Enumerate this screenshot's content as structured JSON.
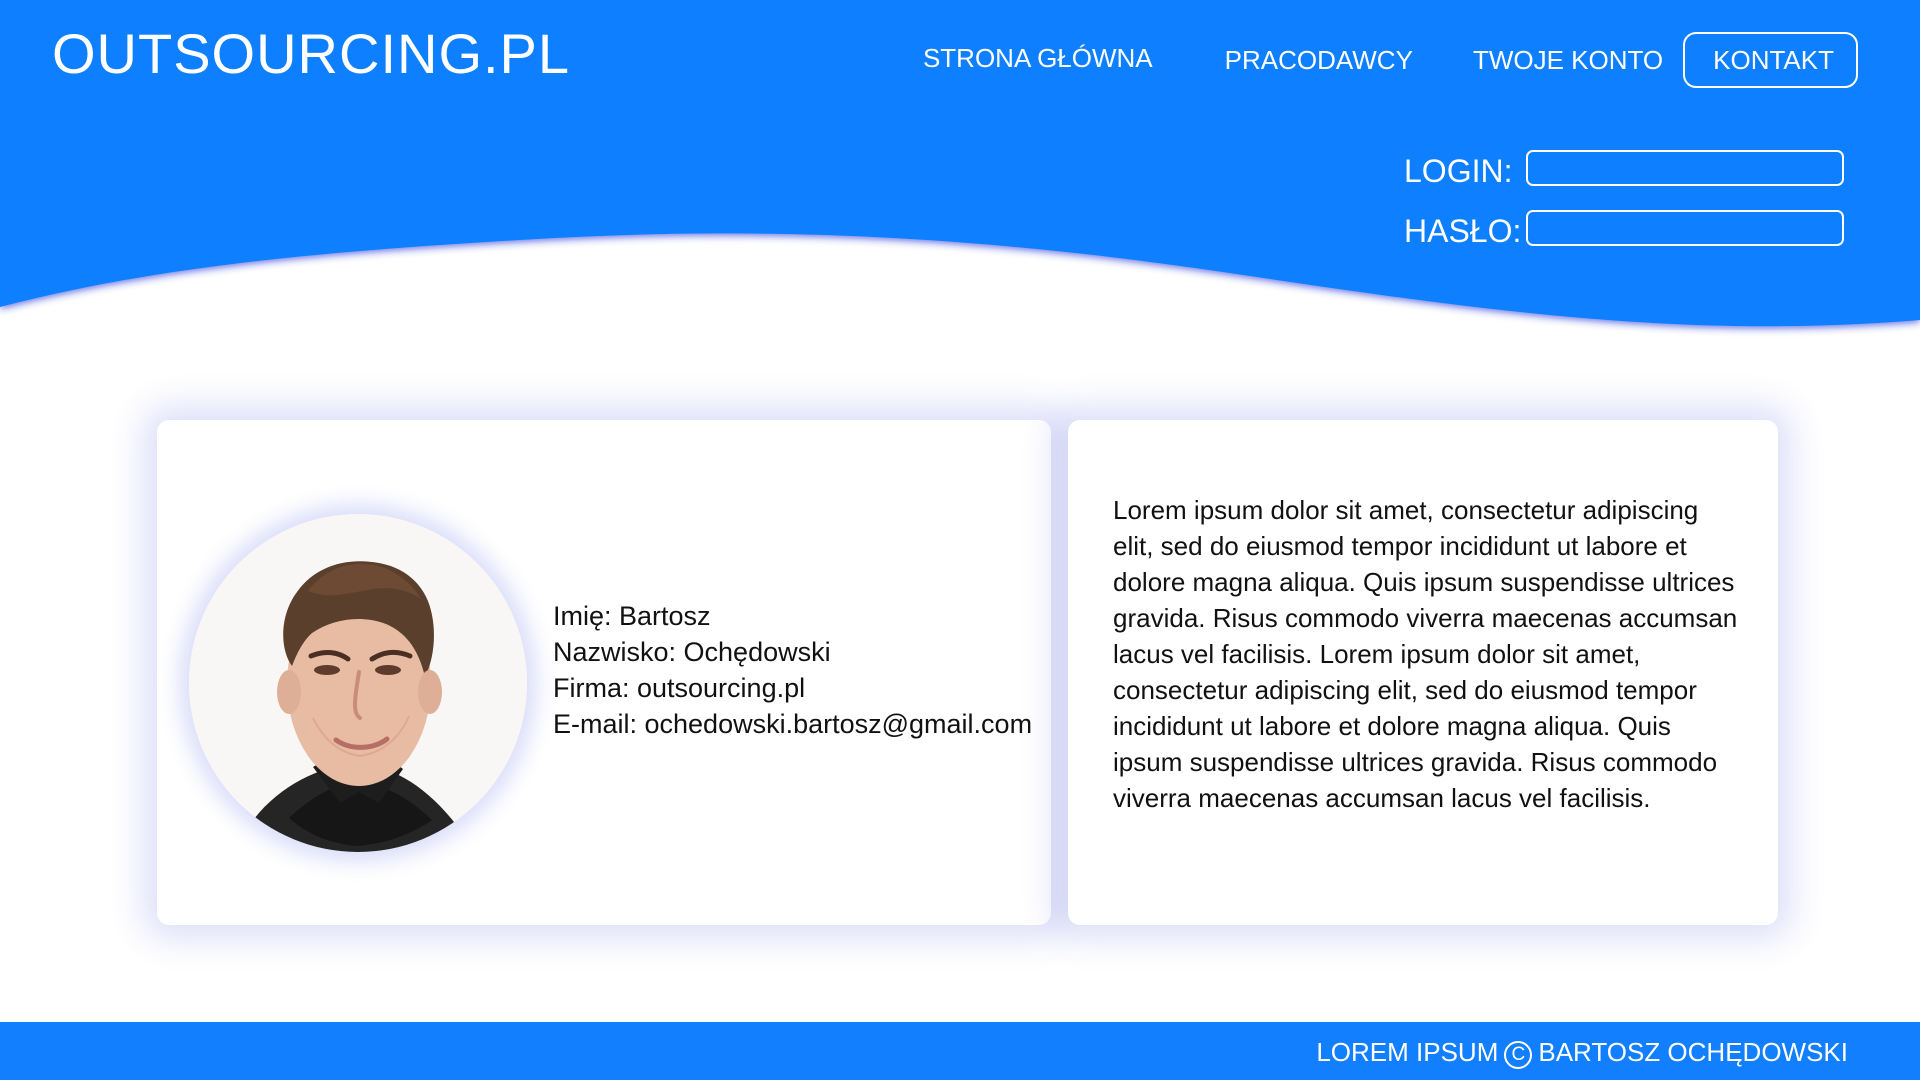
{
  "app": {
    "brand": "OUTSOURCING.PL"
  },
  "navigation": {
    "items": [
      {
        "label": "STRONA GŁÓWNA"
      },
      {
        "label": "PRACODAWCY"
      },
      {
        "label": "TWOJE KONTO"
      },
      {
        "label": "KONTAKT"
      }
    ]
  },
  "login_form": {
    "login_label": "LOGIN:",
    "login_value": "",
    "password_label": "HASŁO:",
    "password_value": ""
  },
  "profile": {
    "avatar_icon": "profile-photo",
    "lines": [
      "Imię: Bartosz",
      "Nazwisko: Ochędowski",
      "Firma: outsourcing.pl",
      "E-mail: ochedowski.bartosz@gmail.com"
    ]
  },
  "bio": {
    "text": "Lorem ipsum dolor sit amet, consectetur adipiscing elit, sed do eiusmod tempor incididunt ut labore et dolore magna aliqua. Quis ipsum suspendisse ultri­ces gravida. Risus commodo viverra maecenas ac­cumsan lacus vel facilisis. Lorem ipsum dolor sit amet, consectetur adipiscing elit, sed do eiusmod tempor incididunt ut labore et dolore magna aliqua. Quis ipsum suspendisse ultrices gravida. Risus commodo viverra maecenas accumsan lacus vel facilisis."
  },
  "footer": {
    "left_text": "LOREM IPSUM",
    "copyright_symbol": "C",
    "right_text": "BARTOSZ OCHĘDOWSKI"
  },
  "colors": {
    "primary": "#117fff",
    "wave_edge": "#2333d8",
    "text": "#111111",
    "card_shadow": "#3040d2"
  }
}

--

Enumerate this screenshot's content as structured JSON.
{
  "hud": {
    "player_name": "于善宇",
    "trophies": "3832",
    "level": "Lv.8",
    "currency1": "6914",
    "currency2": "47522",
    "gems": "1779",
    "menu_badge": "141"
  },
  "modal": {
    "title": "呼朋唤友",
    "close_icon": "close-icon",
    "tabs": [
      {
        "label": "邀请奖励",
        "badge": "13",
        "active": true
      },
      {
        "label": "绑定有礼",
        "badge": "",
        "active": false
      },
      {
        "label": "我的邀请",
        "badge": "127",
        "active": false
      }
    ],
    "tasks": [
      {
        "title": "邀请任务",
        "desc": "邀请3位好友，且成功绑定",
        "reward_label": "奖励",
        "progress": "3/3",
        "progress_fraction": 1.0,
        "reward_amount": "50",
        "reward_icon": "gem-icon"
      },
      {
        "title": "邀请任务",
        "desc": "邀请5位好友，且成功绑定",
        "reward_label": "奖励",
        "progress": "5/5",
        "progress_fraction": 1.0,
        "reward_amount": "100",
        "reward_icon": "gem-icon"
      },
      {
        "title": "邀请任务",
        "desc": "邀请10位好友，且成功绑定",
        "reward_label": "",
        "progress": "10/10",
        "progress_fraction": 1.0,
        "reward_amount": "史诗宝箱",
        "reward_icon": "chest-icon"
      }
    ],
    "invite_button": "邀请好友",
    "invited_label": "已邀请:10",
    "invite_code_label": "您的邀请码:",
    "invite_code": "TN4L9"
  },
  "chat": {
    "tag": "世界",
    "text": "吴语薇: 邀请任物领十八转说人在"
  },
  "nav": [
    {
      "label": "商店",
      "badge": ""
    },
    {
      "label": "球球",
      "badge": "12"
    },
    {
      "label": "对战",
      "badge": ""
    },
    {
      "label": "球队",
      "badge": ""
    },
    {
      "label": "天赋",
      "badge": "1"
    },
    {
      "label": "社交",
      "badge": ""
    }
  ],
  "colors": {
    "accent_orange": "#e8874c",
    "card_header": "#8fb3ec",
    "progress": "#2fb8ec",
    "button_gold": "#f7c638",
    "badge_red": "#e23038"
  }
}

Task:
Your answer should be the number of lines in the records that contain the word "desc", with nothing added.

Written response:
3